From the records that follow, copy every line in which "icon" appears.

Excerpted records below:

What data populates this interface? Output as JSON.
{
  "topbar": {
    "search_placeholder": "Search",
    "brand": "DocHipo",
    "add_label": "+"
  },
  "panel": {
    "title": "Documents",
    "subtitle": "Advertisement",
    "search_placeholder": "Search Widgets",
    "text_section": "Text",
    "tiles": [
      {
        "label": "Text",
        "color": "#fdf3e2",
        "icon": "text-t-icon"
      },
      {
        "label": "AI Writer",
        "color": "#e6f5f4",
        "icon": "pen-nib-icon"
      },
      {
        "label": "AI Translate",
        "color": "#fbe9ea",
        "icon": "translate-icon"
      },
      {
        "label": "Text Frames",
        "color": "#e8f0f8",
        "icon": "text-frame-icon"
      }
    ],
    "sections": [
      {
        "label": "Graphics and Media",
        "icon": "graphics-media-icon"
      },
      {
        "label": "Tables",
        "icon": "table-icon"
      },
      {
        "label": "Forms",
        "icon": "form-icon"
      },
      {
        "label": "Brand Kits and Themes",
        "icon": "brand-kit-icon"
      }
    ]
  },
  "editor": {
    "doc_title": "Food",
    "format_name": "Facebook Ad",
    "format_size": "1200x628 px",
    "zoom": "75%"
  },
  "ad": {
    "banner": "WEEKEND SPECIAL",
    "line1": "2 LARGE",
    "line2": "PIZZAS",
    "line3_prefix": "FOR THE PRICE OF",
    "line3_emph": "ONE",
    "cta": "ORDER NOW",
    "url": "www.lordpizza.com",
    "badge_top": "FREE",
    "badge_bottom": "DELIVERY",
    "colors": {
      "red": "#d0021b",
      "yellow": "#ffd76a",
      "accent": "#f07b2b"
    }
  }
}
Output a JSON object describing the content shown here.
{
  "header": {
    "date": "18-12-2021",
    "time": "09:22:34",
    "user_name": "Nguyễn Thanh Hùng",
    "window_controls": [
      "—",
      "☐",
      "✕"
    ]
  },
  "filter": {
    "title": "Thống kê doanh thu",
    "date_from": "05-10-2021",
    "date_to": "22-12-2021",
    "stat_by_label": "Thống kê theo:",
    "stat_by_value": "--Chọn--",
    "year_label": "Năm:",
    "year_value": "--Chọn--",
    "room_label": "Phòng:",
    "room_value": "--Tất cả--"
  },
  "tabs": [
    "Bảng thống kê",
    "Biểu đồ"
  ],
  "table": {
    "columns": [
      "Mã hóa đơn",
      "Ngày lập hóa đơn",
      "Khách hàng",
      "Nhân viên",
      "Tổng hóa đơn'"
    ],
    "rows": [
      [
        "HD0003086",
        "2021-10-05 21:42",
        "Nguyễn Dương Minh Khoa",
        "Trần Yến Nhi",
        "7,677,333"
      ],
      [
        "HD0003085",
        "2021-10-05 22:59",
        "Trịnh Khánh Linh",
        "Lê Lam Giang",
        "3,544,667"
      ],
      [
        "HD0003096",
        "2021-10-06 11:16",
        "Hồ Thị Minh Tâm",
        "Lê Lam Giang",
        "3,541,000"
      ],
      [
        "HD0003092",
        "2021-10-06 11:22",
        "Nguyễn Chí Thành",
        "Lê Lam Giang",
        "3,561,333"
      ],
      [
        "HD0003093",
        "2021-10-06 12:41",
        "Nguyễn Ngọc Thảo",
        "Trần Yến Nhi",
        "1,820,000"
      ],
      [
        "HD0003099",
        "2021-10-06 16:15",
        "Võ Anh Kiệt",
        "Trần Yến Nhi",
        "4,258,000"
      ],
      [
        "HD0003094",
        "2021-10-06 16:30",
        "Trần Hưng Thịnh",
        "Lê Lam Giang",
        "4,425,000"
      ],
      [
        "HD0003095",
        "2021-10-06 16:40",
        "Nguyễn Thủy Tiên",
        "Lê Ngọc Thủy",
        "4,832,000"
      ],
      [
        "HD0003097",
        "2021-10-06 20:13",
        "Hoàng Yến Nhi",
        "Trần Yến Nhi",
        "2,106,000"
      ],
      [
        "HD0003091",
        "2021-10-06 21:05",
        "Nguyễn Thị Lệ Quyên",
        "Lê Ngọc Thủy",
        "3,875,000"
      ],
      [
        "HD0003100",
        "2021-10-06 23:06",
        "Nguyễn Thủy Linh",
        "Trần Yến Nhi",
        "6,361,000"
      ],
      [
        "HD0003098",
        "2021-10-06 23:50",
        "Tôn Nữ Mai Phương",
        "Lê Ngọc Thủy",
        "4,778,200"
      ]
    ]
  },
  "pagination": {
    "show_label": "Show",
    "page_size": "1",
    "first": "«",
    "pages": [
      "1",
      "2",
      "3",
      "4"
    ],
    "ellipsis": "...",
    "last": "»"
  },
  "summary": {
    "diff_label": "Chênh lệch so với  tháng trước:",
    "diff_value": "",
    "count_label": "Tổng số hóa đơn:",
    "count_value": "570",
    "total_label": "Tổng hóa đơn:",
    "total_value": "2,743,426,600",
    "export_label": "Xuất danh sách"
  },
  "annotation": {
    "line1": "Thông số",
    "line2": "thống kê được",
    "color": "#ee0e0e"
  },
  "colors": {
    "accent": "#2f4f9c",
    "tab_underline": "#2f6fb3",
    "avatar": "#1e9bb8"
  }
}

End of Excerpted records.

Expected answer:
        "icon": "text-t-icon"
        "icon": "pen-nib-icon"
        "icon": "translate-icon"
        "icon": "text-frame-icon"
        "icon": "graphics-media-icon"
        "icon": "table-icon"
        "icon": "form-icon"
        "icon": "brand-kit-icon"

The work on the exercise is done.